What Is an Armpit Lump?
An armpit lump usually refers to the enlargement of at least
one of the lymph nodes under your arm. Lymph
nodes are small, oval-shaped glands that are located throughout the body
and play an important role in your body’s immune system.
The lump may feel small. In other cases, it may be extremely noticeable.
Armpit lumps may be caused by cysts, infection, or irritation due to shaving or
using antiperspirants. However, these lumps may also indicate a serious underlying
Seek medical attention if you have an armpit lump that
gradually becomes enlarged, isn’t painful, or doesn’t go away.
Causes of Armpit Lumps
Most lumps are harmless and are usually the result of abnormal
tissue growth. However, armpit lumps can be related to a more serious
underlying health problem. Any unusual lumps should be carefully evaluated by a
The most common causes of armpit lumps are:
- bacterial or viral infections
- harmless fat tissue growths (lipomas)
- allergic reactions
- adverse reactions to vaccinations
- fungal infections
- noncancerous fibrous tissue growth
- breast cancer response
- cancer of the lymphatic system (lymphoma)
- blood cancer in the bone marrow (leukemia)
- lupus or SLE (an autoimmune disease that targets
your joints and organs)
Armpit Lumps in Women
Armpit lumps can occur in men and women of all ages.
However, a lump under the arm might indicate breast cancer. Women should
perform monthly breast exams (best to do after period ends) and report any
lumps to a doctor right away.
Note that breasts undergo hormonal changes during the
menstrual cycle, and may tend to feel more tender or lumpy during this time.

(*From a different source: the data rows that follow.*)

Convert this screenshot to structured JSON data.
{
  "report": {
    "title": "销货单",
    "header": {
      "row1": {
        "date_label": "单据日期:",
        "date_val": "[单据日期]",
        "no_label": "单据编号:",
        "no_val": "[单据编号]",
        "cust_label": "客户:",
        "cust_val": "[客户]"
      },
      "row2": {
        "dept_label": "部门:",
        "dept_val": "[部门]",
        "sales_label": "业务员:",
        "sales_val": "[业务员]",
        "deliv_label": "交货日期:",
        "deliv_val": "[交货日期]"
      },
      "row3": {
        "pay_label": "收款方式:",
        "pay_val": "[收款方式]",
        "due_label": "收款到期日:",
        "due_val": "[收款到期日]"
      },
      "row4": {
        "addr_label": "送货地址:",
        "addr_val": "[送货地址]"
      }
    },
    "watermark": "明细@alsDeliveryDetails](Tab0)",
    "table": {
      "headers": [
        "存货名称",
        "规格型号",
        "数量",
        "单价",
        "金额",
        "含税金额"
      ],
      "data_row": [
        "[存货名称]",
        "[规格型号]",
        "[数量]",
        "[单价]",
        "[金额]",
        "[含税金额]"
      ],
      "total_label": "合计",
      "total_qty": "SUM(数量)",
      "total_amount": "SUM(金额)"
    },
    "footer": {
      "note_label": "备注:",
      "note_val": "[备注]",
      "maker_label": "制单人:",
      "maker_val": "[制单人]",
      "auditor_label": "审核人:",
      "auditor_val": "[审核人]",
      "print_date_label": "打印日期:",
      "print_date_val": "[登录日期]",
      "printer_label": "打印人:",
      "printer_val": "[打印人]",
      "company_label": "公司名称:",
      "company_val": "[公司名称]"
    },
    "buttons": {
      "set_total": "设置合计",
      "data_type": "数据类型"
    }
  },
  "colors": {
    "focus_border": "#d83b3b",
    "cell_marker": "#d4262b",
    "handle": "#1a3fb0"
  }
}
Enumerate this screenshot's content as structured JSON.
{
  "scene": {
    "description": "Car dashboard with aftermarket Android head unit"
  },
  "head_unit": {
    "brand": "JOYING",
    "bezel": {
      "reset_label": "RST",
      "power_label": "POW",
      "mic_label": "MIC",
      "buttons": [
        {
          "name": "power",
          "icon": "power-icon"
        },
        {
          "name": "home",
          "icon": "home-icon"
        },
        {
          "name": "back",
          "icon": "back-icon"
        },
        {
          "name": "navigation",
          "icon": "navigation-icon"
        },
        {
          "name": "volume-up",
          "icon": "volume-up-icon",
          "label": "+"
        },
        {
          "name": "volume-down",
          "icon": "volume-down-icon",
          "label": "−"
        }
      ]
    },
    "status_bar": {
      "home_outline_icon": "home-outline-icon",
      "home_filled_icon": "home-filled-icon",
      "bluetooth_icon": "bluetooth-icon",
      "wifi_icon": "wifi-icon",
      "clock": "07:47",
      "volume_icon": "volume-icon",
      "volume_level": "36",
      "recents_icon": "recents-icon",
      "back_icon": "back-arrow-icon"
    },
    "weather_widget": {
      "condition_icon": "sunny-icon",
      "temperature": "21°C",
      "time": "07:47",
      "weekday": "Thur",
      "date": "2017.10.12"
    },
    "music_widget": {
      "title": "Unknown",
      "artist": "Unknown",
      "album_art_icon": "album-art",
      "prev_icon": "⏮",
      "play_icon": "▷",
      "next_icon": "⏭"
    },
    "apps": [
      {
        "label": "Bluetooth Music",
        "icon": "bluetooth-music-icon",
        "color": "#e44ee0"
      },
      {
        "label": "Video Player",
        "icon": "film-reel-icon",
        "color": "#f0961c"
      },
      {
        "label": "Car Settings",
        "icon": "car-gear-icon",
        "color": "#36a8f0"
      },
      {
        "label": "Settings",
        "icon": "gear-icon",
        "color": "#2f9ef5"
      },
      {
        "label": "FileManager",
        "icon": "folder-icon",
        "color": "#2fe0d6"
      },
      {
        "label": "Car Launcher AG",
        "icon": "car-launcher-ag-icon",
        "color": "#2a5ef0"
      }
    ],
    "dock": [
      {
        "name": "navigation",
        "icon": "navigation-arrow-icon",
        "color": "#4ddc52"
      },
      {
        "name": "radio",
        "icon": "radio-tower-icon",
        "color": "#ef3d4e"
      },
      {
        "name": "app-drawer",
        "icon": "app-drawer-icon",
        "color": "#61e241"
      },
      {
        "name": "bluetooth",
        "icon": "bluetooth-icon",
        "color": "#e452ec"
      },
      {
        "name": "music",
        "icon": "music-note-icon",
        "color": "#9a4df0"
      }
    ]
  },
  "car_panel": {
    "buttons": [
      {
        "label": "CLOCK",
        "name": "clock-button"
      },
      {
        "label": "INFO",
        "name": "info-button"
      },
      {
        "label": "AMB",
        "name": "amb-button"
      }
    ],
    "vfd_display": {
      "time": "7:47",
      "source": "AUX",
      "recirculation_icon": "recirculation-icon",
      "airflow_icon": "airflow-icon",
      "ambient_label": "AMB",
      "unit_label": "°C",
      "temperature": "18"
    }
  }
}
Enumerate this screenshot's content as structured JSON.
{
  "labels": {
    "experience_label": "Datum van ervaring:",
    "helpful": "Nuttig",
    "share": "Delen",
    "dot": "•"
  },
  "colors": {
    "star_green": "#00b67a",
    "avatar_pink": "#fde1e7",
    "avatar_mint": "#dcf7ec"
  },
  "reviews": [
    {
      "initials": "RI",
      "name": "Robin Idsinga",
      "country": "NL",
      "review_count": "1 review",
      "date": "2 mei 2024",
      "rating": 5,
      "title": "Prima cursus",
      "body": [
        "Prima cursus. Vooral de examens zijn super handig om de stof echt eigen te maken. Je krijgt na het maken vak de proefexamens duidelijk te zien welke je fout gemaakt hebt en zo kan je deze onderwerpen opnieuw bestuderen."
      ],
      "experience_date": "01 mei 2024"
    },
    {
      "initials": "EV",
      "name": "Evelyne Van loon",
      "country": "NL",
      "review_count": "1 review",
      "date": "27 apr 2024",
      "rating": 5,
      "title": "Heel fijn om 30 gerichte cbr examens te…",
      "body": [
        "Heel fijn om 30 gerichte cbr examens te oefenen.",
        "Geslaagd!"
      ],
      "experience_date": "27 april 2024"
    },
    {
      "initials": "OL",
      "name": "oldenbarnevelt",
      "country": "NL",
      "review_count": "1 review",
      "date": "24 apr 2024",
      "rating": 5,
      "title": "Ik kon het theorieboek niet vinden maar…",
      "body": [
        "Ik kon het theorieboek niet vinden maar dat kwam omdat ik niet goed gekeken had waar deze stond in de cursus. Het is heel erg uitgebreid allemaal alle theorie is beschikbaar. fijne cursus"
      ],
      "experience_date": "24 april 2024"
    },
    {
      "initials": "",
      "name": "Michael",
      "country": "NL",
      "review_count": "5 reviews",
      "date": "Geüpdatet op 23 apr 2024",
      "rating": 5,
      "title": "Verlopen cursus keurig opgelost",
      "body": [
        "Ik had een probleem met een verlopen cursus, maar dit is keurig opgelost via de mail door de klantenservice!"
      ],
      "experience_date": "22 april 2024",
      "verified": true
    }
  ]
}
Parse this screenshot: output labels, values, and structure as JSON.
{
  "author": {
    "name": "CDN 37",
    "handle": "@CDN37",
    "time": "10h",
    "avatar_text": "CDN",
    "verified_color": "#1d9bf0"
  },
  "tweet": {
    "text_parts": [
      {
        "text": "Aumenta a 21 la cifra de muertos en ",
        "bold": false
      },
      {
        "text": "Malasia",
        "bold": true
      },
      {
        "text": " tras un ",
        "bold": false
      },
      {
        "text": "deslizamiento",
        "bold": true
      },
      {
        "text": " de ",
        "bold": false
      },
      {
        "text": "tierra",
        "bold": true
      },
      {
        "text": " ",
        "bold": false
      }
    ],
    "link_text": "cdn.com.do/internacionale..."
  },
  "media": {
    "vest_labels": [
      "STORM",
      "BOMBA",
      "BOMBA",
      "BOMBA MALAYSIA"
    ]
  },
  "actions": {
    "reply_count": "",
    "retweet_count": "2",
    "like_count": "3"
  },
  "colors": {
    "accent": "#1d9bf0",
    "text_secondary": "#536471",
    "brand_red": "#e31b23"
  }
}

This is completely normal. For the most accurate results, perform breast
self-exams about one to three days after your period ends.
Diagnosing Armpit Lumps
A thorough physical examination is the first step in diagnosing
an armpit lump. Your doctor will ask you questions about any changes in the
lump, as well any pain you’re experiencing in the area. Palpation, or massage,
is used to determine the consistency and texture of the lump. This method is
done exclusively by hand, as the doctor works to gently examine the lymph
In some cases, a physical exam may provethe lump isn’t harmful.
For example, benign lumps, such as lipomas, don’t require additional treatment.
If a lump is bothersome, however, a doctor can recommend treatment options to
Based on the results of your physical examination, your doctor
may order further testing to rule out infection, allergic reaction, or
cancerous changes. Your doctor may order a combination of the following diagnostic
- complete blood count: to measure the number of red and white blood cells
in your system
- chest or breast X-ray (mammogram): this is an imaging test that will
allow your doctor to better see the lump
- biopsy (removing a small piece of tissue from the lump for testing)
- allergy testing
Treating Armpit Lumps
The course of treatment your doctor recommends will depend on
the underlying cause of the lump. Bacterial infections can be treated with oral
antibiotics. After several days, the armpit lump should start to disappear as
your body fights the infection.
If your lump is associated with allergies, it should subside
once you start medication and learn to avoid your allergy triggers.
In most cases, armpit lumps won’t require any treatment, just
simple observation. You can use home remedies such as warm compresses and
over-the-counter pain relievers to ease any discomfort. Lumps that don’t
require treatment include those associated with:
- viral infections
- fibroadenoma (noncancerous breast lumps)
If your armpit lumps are found to be cancerous, your doctor may
refer you to a specialist for further care. Treatment will depend on the type
of cancer and what stage you’re in, and it may involve a combination of:
- radiation therapy
Outlook for Armpit Lumps
The outlook for an armpit lump depends on its cause. For
example, a lump that stems from a viral infection will eventually go away on
its own. However, a lipoma, while harmless, is permanent.
The outlook for an armpit lump caused by cancer will depend on
a variety of factors, including the stage of cancer and whether the tumors have
spread to other parts of the body. For the best chance of recovery, it’s
important to obtain a timely diagnosis.
Even if you don’t think the lump is harmful, it’s best to
contact your doctor for an accurate diagnosis.